The answer must be every line from the listing that holds the string "MySQL".

[RAW DATA — start]

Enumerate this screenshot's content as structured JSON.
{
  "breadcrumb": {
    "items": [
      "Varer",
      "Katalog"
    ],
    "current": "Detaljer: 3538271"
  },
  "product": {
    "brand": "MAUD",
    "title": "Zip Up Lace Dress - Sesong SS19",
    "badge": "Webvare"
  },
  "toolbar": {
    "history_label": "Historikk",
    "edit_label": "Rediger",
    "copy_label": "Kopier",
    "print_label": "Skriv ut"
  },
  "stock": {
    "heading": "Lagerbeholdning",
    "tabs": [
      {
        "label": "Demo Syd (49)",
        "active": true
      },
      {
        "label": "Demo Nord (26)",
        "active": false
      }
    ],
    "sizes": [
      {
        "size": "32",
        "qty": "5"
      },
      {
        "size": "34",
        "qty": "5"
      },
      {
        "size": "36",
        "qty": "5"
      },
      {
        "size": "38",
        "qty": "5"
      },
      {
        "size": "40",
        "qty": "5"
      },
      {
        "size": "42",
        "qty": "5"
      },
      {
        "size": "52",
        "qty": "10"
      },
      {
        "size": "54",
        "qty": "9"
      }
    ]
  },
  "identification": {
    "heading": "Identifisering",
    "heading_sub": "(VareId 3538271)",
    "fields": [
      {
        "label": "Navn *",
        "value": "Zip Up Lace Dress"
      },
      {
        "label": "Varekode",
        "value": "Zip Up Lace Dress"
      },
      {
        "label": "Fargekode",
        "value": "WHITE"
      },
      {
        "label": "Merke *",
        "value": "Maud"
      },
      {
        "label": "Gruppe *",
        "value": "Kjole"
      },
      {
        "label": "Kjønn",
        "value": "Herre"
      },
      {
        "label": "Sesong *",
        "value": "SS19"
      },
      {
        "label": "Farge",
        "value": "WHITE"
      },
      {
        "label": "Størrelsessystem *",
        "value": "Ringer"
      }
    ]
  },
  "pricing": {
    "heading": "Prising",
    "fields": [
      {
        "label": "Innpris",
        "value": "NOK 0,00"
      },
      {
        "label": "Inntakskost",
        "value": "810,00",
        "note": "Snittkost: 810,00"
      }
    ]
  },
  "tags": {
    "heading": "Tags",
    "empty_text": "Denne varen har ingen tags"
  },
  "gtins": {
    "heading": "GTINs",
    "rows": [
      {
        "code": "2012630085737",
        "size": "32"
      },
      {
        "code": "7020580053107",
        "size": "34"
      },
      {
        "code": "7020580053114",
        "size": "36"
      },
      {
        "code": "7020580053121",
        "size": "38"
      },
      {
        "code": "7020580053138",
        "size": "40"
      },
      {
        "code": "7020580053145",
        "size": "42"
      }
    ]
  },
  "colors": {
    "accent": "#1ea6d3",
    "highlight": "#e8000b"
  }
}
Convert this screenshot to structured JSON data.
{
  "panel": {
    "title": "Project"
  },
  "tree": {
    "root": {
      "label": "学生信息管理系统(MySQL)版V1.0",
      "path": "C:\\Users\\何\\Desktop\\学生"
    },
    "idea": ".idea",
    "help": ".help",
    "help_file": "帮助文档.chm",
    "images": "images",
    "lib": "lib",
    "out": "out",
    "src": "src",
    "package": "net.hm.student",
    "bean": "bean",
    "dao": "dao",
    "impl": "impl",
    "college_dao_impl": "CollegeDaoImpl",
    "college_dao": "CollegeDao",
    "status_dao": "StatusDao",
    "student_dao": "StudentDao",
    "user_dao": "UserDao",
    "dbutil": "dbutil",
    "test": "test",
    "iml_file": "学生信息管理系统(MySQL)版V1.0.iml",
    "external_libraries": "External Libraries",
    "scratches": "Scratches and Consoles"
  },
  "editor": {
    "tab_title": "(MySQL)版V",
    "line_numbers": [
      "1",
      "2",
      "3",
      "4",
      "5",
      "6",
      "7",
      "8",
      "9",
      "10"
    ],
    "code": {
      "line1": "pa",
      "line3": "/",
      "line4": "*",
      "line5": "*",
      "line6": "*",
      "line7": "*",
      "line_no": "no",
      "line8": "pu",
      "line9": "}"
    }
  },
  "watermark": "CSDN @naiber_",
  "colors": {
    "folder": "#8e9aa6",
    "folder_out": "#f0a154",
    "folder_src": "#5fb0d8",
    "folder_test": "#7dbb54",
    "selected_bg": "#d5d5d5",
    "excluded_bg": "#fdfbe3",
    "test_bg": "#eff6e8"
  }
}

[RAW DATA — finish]

### SOLUTION
      "label": "学生信息管理系统(MySQL)版V1.0",
    "iml_file": "学生信息管理系统(MySQL)版V1.0.iml",
    "tab_title": "(MySQL)版V",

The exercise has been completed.